As we commemorate George Washington’s birthday today, it is interesting to note a little known fact about the first president: George Washington was one of the first political leaders to recognize the positive impact vaccines have.
A new book titled Gentleman Scientists and Revolutionaries: The Founding Fathers in the Age of Enlightenment by Tom Shachtman explains how George Washington pushed for his soldiers and the population at large to be vaccinated against smallpox during the Revolutionary War. At the time, however, this advocacy represented was a very radical position. There was no traditional vaccine at the time. Instead, a technique called variolation was used to promote disease immunity.

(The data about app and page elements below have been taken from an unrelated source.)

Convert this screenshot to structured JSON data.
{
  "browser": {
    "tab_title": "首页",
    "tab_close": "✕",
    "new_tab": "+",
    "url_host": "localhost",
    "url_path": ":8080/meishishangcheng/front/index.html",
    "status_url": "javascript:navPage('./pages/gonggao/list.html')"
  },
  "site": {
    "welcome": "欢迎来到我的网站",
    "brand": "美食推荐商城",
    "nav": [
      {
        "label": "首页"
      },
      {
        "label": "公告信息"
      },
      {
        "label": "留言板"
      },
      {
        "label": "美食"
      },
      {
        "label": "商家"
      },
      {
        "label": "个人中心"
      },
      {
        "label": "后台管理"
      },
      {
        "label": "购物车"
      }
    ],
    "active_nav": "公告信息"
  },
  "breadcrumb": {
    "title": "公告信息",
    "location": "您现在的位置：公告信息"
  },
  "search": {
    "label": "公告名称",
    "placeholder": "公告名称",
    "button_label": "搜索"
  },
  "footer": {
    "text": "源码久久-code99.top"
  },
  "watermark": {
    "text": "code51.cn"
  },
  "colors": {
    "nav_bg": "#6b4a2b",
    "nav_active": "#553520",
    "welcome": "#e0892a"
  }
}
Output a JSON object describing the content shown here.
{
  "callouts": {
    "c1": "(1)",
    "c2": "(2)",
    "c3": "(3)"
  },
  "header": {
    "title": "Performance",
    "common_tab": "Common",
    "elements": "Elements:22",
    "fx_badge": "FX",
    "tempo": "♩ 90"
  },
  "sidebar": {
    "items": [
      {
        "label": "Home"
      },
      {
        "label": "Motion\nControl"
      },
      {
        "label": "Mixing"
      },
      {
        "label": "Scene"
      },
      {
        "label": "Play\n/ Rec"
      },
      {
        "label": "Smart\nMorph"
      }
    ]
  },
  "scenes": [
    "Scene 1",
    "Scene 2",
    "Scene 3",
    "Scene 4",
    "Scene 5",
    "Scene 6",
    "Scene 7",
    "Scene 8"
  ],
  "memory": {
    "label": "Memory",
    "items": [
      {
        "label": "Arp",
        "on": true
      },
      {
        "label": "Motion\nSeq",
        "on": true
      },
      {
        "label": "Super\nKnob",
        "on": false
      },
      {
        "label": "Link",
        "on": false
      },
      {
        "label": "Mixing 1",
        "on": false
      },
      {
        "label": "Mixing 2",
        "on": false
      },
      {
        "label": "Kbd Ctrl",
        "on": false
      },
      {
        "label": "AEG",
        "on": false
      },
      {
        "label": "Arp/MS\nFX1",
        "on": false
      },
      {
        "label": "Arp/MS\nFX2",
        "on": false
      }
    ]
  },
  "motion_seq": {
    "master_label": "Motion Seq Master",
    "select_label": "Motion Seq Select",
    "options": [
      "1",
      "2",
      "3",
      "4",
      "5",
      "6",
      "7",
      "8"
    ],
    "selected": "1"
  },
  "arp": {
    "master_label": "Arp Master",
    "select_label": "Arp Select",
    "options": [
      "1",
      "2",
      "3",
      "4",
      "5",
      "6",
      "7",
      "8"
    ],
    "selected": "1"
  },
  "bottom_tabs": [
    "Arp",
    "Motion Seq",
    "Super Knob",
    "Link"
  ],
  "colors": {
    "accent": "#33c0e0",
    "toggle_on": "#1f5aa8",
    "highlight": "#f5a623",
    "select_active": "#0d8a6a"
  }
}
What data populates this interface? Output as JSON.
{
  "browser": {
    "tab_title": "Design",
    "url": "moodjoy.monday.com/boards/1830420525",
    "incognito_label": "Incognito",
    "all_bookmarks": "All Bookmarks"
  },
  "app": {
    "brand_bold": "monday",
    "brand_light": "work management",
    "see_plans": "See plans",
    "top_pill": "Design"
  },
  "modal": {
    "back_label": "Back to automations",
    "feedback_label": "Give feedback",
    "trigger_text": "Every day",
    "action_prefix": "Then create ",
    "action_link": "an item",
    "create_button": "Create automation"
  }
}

The practice of variolation called for the pus from an infected individual being inserted under the skin of an uninfected person. This would give the receiver a very mild case of the disease and, after surviving the mild case of the disease, the person would then be immune. It was a procedure that many founding fathers had gone through themselves, including Benjamin Franklin and Thomas Jefferson as well as Martha Washington.